Manchester United debt has reportedly risen by a staggering £127.4m over the last quarter due to the repercussions of the coronavirus crisis in the UK. Most of that debt is tallied due to the loss of Manchester United revenue through the TV, commercial and sponsorship deals. A major cause for concern for Manchester United and the club's vice-chairman Ed Woodward is that the net debt has shot up to £429.1m over the last couple of months with the addition of the £127.4m debt over the last quarter. The fallen English giants have also lost £123m in revenue over the past year when the calculations were made in March.
With the Premier League coming to a standstill, so has the Manchester United income. According to reports from the Daily Mirror, Manchester United net debt risen to £429.1m in the past year. The 20-time English champions have already registered a substantial increase of debt up to 42 percent over the last quarter and with no football being played since the past two months, the halt has had a major impact on Manchester United debt. A large chunk of the Manchester United revenue stems from the broadcasting deals but with the Premier League season suspended, the inflow of income for the Premier League side has hit new lows.

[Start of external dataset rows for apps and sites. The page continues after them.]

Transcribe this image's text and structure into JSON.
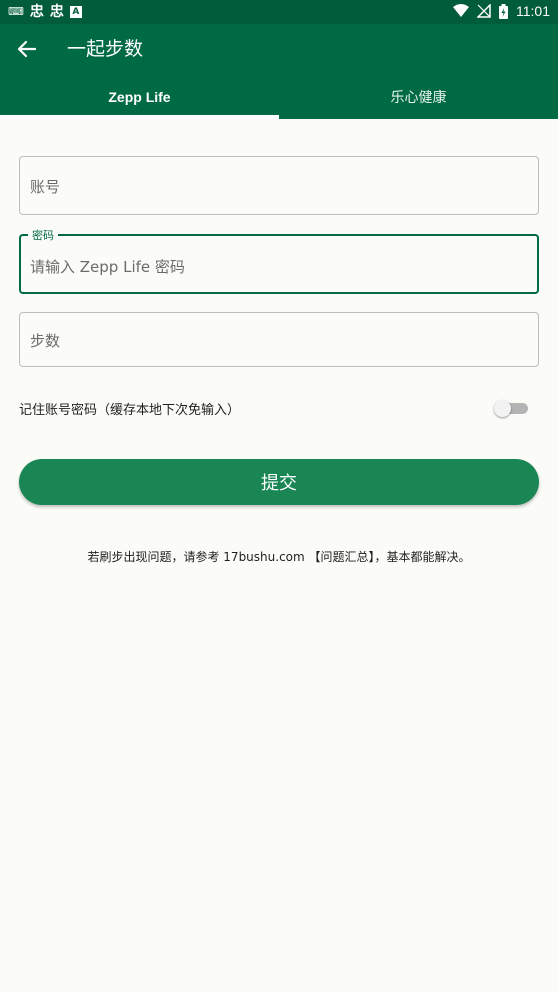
{
  "status_bar": {
    "left_icons": [
      "keyboard-icon",
      "app-icon",
      "app-icon",
      "a-icon"
    ],
    "right_icons": [
      "wifi-icon",
      "no-signal-icon",
      "battery-icon"
    ],
    "time": "11:01"
  },
  "app_bar": {
    "title": "一起步数",
    "back_icon": "arrow-back-icon"
  },
  "tabs": [
    {
      "label": "Zepp Life",
      "selected": true
    },
    {
      "label": "乐心健康",
      "selected": false
    }
  ],
  "form": {
    "account_placeholder": "账号",
    "password_label": "密码",
    "password_placeholder": "请输入 Zepp Life 密码",
    "steps_placeholder": "步数",
    "remember_label": "记住账号密码（缓存本地下次免输入）",
    "remember_on": false,
    "submit_label": "提交"
  },
  "footnote": "若刷步出现问题，请参考 17bushu.com 【问题汇总】，基本都能解决。",
  "colors": {
    "primary": "#006a44",
    "button": "#1a8654",
    "background": "#fbfcf8"
  }
}
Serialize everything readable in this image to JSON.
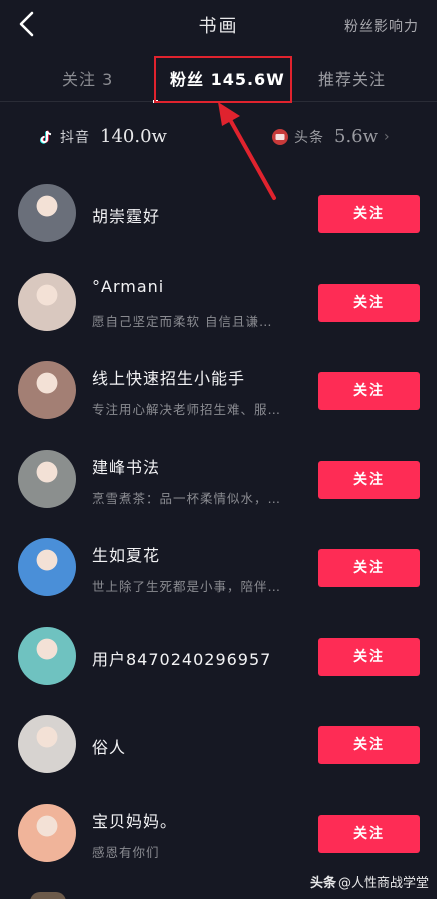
{
  "header": {
    "title": "书画",
    "influence_label": "粉丝影响力"
  },
  "tabs": [
    {
      "label": "关注 3"
    },
    {
      "label": "粉丝 145.6W"
    },
    {
      "label": "推荐关注"
    }
  ],
  "sources": {
    "douyin": {
      "name": "抖音",
      "count": "140.0w"
    },
    "toutiao": {
      "name": "头条",
      "count": "5.6w",
      "chevron": "›"
    }
  },
  "followers": [
    {
      "name": "胡崇霆好",
      "desc": "",
      "avatar_color": "#6a6f7a"
    },
    {
      "name": "°Armani",
      "desc": "愿自己坚定而柔软 自信且谦…",
      "avatar_color": "#d9c8bf"
    },
    {
      "name": "线上快速招生小能手",
      "desc": "专注用心解决老师招生难、服…",
      "avatar_color": "#a37f74"
    },
    {
      "name": "建峰书法",
      "desc": "烹雪煮茶：品一杯柔情似水，…",
      "avatar_color": "#8b8f8e"
    },
    {
      "name": "生如夏花",
      "desc": "世上除了生死都是小事，陪伴…",
      "avatar_color": "#4a8fd8"
    },
    {
      "name": "用户8470240296957",
      "desc": "",
      "avatar_color": "#6fc2c0"
    },
    {
      "name": "俗人",
      "desc": "",
      "avatar_color": "#d7d3d0"
    },
    {
      "name": "宝贝妈妈。",
      "desc": "感恩有你们",
      "avatar_color": "#f0b49a"
    }
  ],
  "follow_label": "关注",
  "watermark": {
    "brand": "头条",
    "text": "@人性商战学堂"
  },
  "colors": {
    "background": "#161823",
    "accent": "#fe2c55",
    "annotation": "#e0232e"
  }
}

3rd Quarter Revenue Results:— The United Stand News (@NewsUnitedStand) May 21, 2020
Commercial ⬆️ 3% Now £68.6m
Broadcasting ⬇️ 51.7% Now £26m
Matchday ⬇️ 8.2% Now £29.1m
Total ⬇️ 18.7% Now £123.7m
NET Debt ⬆️42.2%
Manchester United Debt Stands at £429.1m
Manchester United's broadcasting revenue has fallen more than 50 percent this quarter resulting in a loss of £27.7m. That figure includes the estimated £15m which needs to be repaid towards broadcasting companies Sky Sports and BT Sports. Manchester United are also expected to lose matchday revenue by £2.6m as the remaining games at Old Trafford will be held behind closed doors, if and when the football resumes. The total Manchester United revenue has dropped by £123.7m or 19 percent over the last year when calculations were made in March.
Man United's retail revenue also fell by £1.1m as the club's megastore was forced shut due to the coronavirus. However, there was a small victory for the Red Devils with a slight increase in both commercial (£2m) and sponsorship revenue (£3.1m). Manchester United vice-chairman Ed Woodward said that the current crisis is one of the largest in the club's 142-year-long history and although the coronavirus impact is significant, the club has a 'solid foundation' and reiterated that United will find a way to climb out of that hole.